Game semantics of linear logic
Linear logic is a weird sort of logic. It’s most commonly explained by saying that the “weakening” rule: and the “contraction” rule . In other words - you have to use all the assumptions, and you can’t use an assumption more than once. This is usually interpreted in terms of resources - just because I can make a out of two As doesn’t mean I can do it with one . And I can’t just throw an away that I might not need - I need to find a process for getting rid of it.
However, there’s also another way of thinking about linear logics - in terms of games. The combinators of linear logics become ways of combining games into other games. The interpretation of the deduction rules is now that a proof of the sequent should provide a winning strategy for .
Let us be a bit more (but not too) precise. There are two players. Following convention, we call them the prover, P, and the opponent, O. It is understood that we are “on the side” of P, although we could equally well do it the other way - the logic is symmetric enough for that. A game has a starting player (in many treatments, it is assumed the opponent always goes first, but not here). Play is usually assumed to proceed back and forth, each player making one move at a time, but this is not important - the most important thing is that in each position, there is a well-defined next player. Each player has a number of possible moves, only some of which may be legal in a given position - by “position”, we simply mean the sequence of moves so far. We generally think of a player as losing when they have to move, but have no legal moves.
The most basic operator is the “dual” or “negation” operator, . This simply interchanges the position of the players. The next operator is . This game consist of playing and simultaneously - the player must move in whatever game the opponent just moved in, while the opponent can switch games at will.
Clearly, a winning strategy for this game, for the player, entails a winning strategy for each component game. In this sense, this game is like logical “and”.
But there’s also another operator like “and”, which is written . This is played as follows: the opponent chooses a game, then that game is played to completion, and its winner wins the whole game.
Here is a difference between these operators: There is a canonical strategy for , but not for . How does this work?

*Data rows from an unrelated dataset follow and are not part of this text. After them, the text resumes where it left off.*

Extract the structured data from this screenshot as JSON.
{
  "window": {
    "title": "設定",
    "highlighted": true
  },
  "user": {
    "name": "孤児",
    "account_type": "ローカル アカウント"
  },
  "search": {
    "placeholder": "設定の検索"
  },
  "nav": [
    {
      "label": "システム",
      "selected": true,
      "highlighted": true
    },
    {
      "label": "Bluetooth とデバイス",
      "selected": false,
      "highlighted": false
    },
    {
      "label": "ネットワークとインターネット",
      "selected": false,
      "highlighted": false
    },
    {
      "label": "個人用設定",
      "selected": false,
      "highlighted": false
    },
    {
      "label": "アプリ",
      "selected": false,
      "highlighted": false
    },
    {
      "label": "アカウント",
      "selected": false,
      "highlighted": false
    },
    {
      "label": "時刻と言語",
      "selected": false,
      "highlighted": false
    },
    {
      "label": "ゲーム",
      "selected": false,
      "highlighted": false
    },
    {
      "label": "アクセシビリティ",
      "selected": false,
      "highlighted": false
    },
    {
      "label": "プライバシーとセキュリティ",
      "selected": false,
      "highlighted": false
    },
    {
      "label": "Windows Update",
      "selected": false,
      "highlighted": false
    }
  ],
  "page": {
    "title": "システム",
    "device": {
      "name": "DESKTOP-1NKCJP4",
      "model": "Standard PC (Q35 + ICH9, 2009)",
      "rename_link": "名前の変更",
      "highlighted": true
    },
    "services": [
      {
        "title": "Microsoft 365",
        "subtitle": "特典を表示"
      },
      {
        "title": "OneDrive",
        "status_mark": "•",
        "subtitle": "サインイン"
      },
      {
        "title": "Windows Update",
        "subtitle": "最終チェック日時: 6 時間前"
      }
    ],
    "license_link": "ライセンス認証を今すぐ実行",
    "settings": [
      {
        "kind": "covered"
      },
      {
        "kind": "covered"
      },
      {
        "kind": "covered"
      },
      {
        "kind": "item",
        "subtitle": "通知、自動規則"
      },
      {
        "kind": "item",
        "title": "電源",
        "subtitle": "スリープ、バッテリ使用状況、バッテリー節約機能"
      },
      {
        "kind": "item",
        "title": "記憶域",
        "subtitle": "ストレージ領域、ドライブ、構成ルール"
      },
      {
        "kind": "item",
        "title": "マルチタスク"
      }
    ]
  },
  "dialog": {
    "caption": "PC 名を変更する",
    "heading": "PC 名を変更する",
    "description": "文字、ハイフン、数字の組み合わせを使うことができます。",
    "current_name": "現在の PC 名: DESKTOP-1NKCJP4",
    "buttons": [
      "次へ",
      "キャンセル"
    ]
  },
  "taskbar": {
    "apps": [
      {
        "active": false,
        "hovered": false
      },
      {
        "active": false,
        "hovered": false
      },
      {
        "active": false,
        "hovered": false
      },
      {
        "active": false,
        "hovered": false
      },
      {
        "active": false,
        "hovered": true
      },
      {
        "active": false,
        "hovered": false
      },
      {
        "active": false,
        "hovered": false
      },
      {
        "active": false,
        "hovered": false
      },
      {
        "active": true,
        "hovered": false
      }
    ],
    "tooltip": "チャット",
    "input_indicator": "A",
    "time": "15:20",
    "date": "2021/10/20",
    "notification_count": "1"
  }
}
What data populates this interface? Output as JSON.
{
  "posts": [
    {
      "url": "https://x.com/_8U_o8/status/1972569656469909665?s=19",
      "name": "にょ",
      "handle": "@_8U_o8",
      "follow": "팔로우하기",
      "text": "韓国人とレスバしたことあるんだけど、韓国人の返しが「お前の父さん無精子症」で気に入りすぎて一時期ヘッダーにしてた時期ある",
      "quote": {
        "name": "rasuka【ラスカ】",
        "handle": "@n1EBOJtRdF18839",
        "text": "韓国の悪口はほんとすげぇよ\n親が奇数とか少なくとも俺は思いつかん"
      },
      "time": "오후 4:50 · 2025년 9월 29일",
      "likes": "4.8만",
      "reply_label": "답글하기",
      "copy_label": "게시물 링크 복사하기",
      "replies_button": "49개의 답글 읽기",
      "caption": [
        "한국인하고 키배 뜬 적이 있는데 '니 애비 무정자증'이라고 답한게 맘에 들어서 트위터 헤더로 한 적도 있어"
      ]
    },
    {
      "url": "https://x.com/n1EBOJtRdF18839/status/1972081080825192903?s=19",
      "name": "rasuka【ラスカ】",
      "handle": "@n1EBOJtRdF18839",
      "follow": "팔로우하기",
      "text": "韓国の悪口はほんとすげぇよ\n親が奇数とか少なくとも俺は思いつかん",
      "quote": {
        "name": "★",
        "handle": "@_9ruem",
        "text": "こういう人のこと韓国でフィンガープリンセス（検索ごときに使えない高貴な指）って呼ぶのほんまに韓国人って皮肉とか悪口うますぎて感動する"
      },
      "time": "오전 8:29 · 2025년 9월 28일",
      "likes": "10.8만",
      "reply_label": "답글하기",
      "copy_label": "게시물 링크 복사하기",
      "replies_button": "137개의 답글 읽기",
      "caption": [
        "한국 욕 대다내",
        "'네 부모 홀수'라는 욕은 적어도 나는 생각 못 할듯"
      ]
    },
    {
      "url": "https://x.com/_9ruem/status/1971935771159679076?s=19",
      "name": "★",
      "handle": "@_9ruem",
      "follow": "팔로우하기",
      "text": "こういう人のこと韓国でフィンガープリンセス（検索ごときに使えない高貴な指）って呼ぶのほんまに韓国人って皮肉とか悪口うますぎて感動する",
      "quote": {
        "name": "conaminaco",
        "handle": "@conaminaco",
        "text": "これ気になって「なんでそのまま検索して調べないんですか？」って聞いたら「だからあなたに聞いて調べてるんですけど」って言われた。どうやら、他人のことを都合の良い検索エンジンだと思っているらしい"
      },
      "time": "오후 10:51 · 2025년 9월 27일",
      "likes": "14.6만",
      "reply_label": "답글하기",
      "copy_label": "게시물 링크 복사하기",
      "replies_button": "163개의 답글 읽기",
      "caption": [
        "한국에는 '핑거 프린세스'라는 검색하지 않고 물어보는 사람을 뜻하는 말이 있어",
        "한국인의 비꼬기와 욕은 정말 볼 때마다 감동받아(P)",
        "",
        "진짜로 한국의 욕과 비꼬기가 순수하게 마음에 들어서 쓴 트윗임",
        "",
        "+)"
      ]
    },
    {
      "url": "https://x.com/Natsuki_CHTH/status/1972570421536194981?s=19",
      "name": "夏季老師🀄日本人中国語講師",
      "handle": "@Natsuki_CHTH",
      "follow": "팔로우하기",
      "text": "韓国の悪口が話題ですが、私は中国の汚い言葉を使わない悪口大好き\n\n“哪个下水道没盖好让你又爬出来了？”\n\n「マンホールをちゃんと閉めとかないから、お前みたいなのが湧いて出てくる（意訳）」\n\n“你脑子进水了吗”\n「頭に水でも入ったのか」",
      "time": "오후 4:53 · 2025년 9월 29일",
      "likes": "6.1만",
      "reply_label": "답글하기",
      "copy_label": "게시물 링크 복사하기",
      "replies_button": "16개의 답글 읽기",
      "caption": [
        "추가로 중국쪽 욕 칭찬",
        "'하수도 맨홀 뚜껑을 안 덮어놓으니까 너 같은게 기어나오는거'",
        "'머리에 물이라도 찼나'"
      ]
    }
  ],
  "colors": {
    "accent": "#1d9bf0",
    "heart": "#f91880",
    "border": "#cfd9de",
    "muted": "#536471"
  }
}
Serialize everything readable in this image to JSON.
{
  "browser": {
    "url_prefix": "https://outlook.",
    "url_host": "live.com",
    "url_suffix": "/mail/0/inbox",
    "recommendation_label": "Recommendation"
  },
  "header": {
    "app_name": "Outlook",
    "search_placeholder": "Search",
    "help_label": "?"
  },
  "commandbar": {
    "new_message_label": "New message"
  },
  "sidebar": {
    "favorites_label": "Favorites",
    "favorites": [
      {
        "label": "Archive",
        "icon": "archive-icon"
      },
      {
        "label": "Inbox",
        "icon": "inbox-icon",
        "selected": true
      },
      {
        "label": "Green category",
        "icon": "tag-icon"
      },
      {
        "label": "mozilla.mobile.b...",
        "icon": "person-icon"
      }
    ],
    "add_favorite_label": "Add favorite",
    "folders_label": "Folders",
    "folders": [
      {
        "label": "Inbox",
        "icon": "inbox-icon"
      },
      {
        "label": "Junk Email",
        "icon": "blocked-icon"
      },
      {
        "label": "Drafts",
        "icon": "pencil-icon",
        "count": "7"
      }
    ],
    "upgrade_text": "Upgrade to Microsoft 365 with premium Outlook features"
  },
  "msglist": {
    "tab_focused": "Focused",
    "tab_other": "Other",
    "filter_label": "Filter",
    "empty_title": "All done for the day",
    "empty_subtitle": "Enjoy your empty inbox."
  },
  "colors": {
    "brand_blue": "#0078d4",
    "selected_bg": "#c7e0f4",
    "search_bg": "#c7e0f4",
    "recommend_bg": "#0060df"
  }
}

To play , we must play the opponent’s side in . Assume wlog that the player goes first in . We have the player start playing in , then copy this move into . Whatever they play in response, we go to and play that as our response to them, and so on. We’re guaranteed to win (exactly) one of the games, since the two games will be exactly mirrored. If this doesn’t make sense, imagine playing two chess games against another person - one as black, one as white. Starting with the game in which they’re white, they make a move. You copy this move on the other chessboard. They respond with black, which you also copy on the fist board. When they mate you at some point on one board, you copy this immediately, winning the other game.
This strategy won’t work for . Here we would have to decide at the beginning which game we have a winning strategy in, then choose that one.
In logic, this means that the sequent is provable, but isn’t.
So far, we’ve only looked at the two forms of conjunction. There is also two forms of disjunction, given simply by , . We could restate the above discussion as “ is not provable, but $is”. This means we have a form of excluded middle, but another form of excluded middle doesn’t hold.
Now what is the meaning of a general sequent of the form , where both and are multisets. We can interpret such a sequent as asserting the existence of a strategy for the game . A proof is supposed to identify a specific strategy for the game. This also means that any sequent can be replaced by a one-sided one, which means linear logic can be expressed all in terms of one-sided sequents (which is indeed true).
Now we can think about the lack of contraction - we can examine simply the fact that is not a provable sequent.
To prove this sequent, we would want a strategy for . We can think of this again in the case where is chess. Imagine that instead of two games, there are three, two where you are black. You can only respond on whatever black board where your opponent just moved as white, or move as white on the board where you are white (forcing your opponent to respond there). And when you respond as black, your opponent can switch to the other black board. You can only mirror one of these onto the game where you’re white, so the strategy-stealing trick no longer works.
On the other hand, weakening is valid in this semantics. We do have a strategy for the game . Here you have two white boards and one black, and you can simply ignore the white board you don’t need, since you now have full control over which board you move on.
This is all written out in Blass: A game semantics for linear logic.